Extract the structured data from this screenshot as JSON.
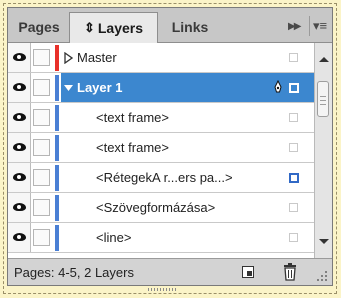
{
  "tabs": [
    {
      "label": "Pages",
      "active": false
    },
    {
      "label": "Layers",
      "active": true,
      "icon": "sort-arrows-icon"
    },
    {
      "label": "Links",
      "active": false
    }
  ],
  "tab_controls": {
    "collapse_icon": "double-chevron-right-icon",
    "menu_icon": "panel-menu-icon"
  },
  "layers": [
    {
      "label": "Master",
      "type": "layer",
      "expanded": false,
      "color": "#e8302a",
      "selected": false
    },
    {
      "label": "Layer 1",
      "type": "layer",
      "expanded": true,
      "color": "#4a7fd4",
      "selected": true
    },
    {
      "label": "<text frame>",
      "type": "item",
      "color": "#4a7fd4",
      "selected": false
    },
    {
      "label": "<text frame>",
      "type": "item",
      "color": "#4a7fd4",
      "selected": false
    },
    {
      "label": "<RétegekA r...ers pa...>",
      "type": "item",
      "color": "#4a7fd4",
      "selected": false,
      "target_selected": true
    },
    {
      "label": "<Szövegformázása>",
      "type": "item",
      "color": "#4a7fd4",
      "selected": false
    },
    {
      "label": "<line>",
      "type": "item",
      "color": "#4a7fd4",
      "selected": false
    }
  ],
  "footer": {
    "status": "Pages: 4-5, 2 Layers"
  },
  "colors": {
    "selection": "#3c87cf",
    "master_layer": "#e8302a",
    "layer_1": "#4a7fd4"
  }
}
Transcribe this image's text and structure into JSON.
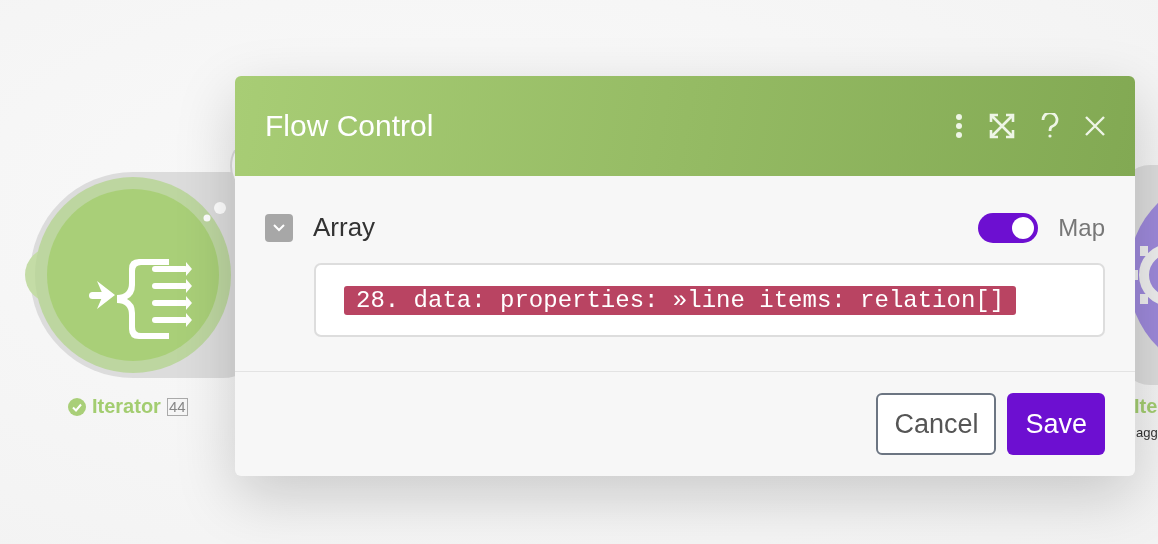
{
  "modules": [
    {
      "kind": "iterator",
      "name": "Iterator",
      "succeeded": true,
      "count": "44"
    },
    {
      "kind": "aggregator",
      "name": "Ite",
      "subtitle": "agg"
    }
  ],
  "dialog": {
    "title": "Flow Control",
    "field": {
      "label": "Array",
      "expanded": true,
      "map": {
        "label": "Map",
        "on": true
      },
      "value": "28. data: properties: »line items: relation[]"
    },
    "buttons": [
      {
        "label": "Cancel",
        "kind": "secondary"
      },
      {
        "label": "Save",
        "kind": "primary"
      }
    ]
  }
}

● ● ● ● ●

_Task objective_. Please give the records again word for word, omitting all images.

_Answer to the problem_.
Extract the structured data from this screenshot as JSON.
{
  "tabs": [
    {
      "label": "Pages",
      "active": false
    },
    {
      "label": "Layers",
      "active": true,
      "icon": "sort-arrows-icon"
    },
    {
      "label": "Links",
      "active": false
    }
  ],
  "tab_controls": {
    "collapse_icon": "double-chevron-right-icon",
    "menu_icon": "panel-menu-icon"
  },
  "layers": [
    {
      "label": "Master",
      "type": "layer",
      "expanded": false,
      "color": "#e8302a",
      "selected": false
    },
    {
      "label": "Layer 1",
      "type": "layer",
      "expanded": true,
      "color": "#4a7fd4",
      "selected": true
    },
    {
      "label": "<text frame>",
      "type": "item",
      "color": "#4a7fd4",
      "selected": false
    },
    {
      "label": "<text frame>",
      "type": "item",
      "color": "#4a7fd4",
      "selected": false
    },
    {
      "label": "<RétegekA r...ers pa...>",
      "type": "item",
      "color": "#4a7fd4",
      "selected": false,
      "target_selected": true
    },
    {
      "label": "<Szövegformázása>",
      "type": "item",
      "color": "#4a7fd4",
      "selected": false
    },
    {
      "label": "<line>",
      "type": "item",
      "color": "#4a7fd4",
      "selected": false
    }
  ],
  "footer": {
    "status": "Pages: 4-5, 2 Layers"
  },
  "colors": {
    "selection": "#3c87cf",
    "master_layer": "#e8302a",
    "layer_1": "#4a7fd4"
  }
}
Transcribe this image's text and structure into JSON.
{
  "modules": [
    {
      "kind": "iterator",
      "name": "Iterator",
      "succeeded": true,
      "count": "44"
    },
    {
      "kind": "aggregator",
      "name": "Ite",
      "subtitle": "agg"
    }
  ],
  "dialog": {
    "title": "Flow Control",
    "field": {
      "label": "Array",
      "expanded": true,
      "map": {
        "label": "Map",
        "on": true
      },
      "value": "28. data: properties: »line items: relation[]"
    },
    "buttons": [
      {
        "label": "Cancel",
        "kind": "secondary"
      },
      {
        "label": "Save",
        "kind": "primary"
      }
    ]
  }
}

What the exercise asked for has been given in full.